  • 1,343 posts
  • Locationouter limits

I recently purchased a really nice Gretsch New Classic Maple kit with a 20/10/12/14. Beautiful kit, no question. But I have decided, like I already knew, for the music I play, small bass drums don’t cut it for me. My original purpose for getting this kit was to use it in my studio which is where it is going. But of course I had to gig with it at least once. So I did.

On Friday I played my Holiday kit with it’s fabulous 22” at an outdoor gig and that my friends is a fantastic bass drum. Last night I played the NC kit with the 20” and sorry...it just felt “small” to me. Out front it sounded fine based on my recording, but behind the kit, nothing like the Rogers.

So, for me, live, it will only be 22’s or 24’s. As it should be.

I'm with you on this, but I want to add.  My experience is you simply cannot port 18's and 20's and get a good sound.   I've tried with many 20's, 18's were always jazz drums.   The 20 " kind of " works with both heads.  But I never do that.   18's for jazz and quiet.  22 for everything else..
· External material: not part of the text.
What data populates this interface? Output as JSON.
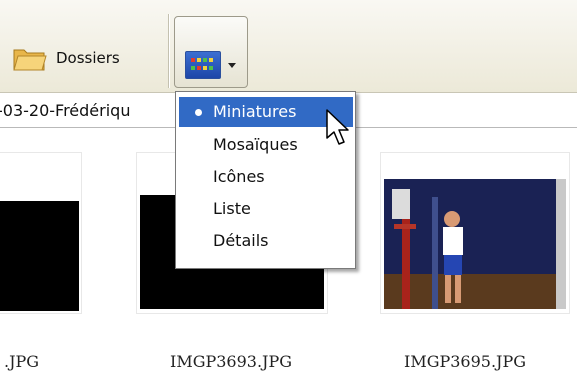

  • 0

#20
supershifter2

supershifter2

    Percussionist Maximus

  • Members
  • 5,489 posts
  • LocationLost Angeles , Ca.

How did you feel about the other drums?
10, 12, 14??
I have a friend who can’t play anything smaller than a 22” bass drum, no matter how they sound.

My first kit was 8x12 14x14 14x20 bass. When i got a 9x13 tom in never used a 12" again. When I got a 10x14 tom I never used a 13" again. I played 10x14,12x15,16x18,18x20 toms for many years. Then I removed the 12x15 and put a 12x16 in its place. When I decided to tune a little higher the 10x14 didnt fit. The 10x14 didnt have enough low frequency range to go with the 12x16. I took the 12x15 out of retirement and replaced the 10x14 with it. The 12x15 sounds great tuned higher and has a wider frequency range than the 10x14. For about the last 6 years my tom sizes have been 12x15,12x16,16x18,18x20. Now for bass drums. When I got a 14x22 bass I never used a 20" again. When I got a 16x22 bass that was the sound for me. I owned a 16x24 for a few days and hated it. I have played other drummers 14x24,14x26, 14x28 bass drums and dont like the sound.


  • 0




0 user(s) are reading this topic

0 members, 0 guests, 0 anonymous users